As far as contributing to LJ goes, I don't see being able to do much actual coding for now, as I'm pretty involved in work, and have other open source projects I'd like to accomplish before putting significant chunks of time into LJ. In the meantime, if there's a short enough fix that lies in areas I feel competent to handle, I'll definitely send in patches.
Now, on to the real purpose behind my posting here. I have skimmed the server documentation available through links, and haven't come across the answer to my questions.
- Are developers expected to set up their own LJ server, apply their changes there, and then send their patches in?
- Are developers expected to test their changes by playing around with their browser or with clients? Are there no test scripts which will simulate various user activities, preferably placed in a test harness?
From what I've been able to glean from documentation thus far (and the non-existent memories), is that the answers to those two questions are yes and no, respectively. While I can understand not providing a server for developers to work on due to the resource commitment, I feel the point ought to be made clear, possibly in a, "So you wanna be an LJ Dev?" document, or a "LJ Dev HOWTO" depending on your cultural background. If the answer to the second question is, in fact, no, I wanted to start a discussion on whether or not writing up test kits would be worth the effort or not. Btw, the reason I am posting here rather than in suggestions is that this is a very internal suggestion which would only affect developers and has very little to do with the interface users interact with.
- Various issues I can see related to writing up LJ test kits
- If none is written yet, this will be high initial effort.
- Whenever a protocol changes, the corresponding test kit must also be updated to reflect those changes.
- Whenever fixing bugs which were not reported by the test kits, the corresponding test kits must be updated so they can reproduce those bugs on the unpatched code.
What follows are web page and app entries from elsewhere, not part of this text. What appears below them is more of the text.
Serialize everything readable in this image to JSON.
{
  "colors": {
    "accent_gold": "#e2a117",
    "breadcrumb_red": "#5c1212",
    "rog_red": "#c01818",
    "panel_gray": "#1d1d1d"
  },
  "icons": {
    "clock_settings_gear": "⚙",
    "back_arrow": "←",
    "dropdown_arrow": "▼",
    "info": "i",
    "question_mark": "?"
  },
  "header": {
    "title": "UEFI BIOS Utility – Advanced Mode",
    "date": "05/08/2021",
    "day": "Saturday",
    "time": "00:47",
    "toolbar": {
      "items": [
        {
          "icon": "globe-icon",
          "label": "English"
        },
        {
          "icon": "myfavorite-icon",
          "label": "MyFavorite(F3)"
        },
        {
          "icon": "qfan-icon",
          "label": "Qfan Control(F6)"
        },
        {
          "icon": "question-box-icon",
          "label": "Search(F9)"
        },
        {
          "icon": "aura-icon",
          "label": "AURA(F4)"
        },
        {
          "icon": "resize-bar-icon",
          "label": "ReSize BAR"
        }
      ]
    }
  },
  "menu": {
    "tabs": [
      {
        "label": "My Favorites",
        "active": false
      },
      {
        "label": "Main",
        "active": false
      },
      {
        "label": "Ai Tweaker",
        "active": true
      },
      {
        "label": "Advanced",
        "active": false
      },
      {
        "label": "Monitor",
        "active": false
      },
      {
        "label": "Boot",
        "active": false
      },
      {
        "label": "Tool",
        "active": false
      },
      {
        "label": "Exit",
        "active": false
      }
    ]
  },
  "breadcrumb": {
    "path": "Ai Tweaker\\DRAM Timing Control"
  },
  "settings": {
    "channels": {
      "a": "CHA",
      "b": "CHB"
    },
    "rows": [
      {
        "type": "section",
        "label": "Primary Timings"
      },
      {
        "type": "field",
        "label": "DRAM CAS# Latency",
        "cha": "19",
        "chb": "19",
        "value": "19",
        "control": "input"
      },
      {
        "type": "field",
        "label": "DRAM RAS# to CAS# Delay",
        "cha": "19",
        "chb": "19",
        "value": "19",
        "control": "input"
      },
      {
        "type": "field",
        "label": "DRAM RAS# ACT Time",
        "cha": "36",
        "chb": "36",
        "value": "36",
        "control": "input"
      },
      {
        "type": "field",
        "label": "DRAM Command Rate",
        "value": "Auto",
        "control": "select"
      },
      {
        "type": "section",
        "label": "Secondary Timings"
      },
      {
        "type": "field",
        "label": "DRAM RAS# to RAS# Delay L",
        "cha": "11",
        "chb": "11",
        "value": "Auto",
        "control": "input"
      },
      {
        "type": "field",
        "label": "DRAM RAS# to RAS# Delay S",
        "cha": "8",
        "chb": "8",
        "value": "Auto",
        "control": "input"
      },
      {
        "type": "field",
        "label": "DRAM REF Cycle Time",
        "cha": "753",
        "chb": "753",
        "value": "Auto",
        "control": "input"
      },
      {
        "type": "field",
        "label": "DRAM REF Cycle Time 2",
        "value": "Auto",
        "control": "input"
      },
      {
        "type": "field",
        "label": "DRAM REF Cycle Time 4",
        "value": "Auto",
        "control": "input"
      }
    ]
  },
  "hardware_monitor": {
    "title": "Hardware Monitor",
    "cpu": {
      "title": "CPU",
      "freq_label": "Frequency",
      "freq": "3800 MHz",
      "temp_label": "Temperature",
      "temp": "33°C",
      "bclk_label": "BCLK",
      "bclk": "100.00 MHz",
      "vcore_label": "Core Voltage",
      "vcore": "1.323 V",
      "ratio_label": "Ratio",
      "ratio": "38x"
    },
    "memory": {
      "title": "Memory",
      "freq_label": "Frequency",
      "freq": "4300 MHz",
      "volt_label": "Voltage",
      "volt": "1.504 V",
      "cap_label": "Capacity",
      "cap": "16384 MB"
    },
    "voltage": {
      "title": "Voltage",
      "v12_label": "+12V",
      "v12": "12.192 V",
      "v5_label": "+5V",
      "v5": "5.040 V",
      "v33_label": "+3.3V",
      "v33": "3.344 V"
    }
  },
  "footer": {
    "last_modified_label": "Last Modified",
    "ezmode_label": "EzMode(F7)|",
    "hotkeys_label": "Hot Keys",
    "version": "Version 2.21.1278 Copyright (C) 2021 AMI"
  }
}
So, what the proposed "Day in the Life" would be after the test kits have been written would be:
- Read bug report.
- Check if test kit reports the bug.
- If test kit does not report the bug, add in appropriate transactions/queries/sequences until the bug is reproduced.
- Submit test kit patch.
- Fix bug until the (updated) test kit gives it the all clear. For added paranoia, the entire test harness should pass the patch.
- Submit bug fix patch.
As soon as the test kit patches are validated and incorporated into the development tree, anybody may attack the bug, itself, of course.
In case you haven't noticed yet, I'm a strong subscriber to automated tests and the method of "write the test before you write the code" memes. I am well aware that there are other schools of thought, such as one of my colleague's motto of, "don't write bugs." I do think, however, that this sort of methodology would be very beneficial to this setup where a lot of people who are contributing might not realize the effects of their code and might easily create side effects in their patches through blissful ignorance.
And now we return to your regular Saturday programming.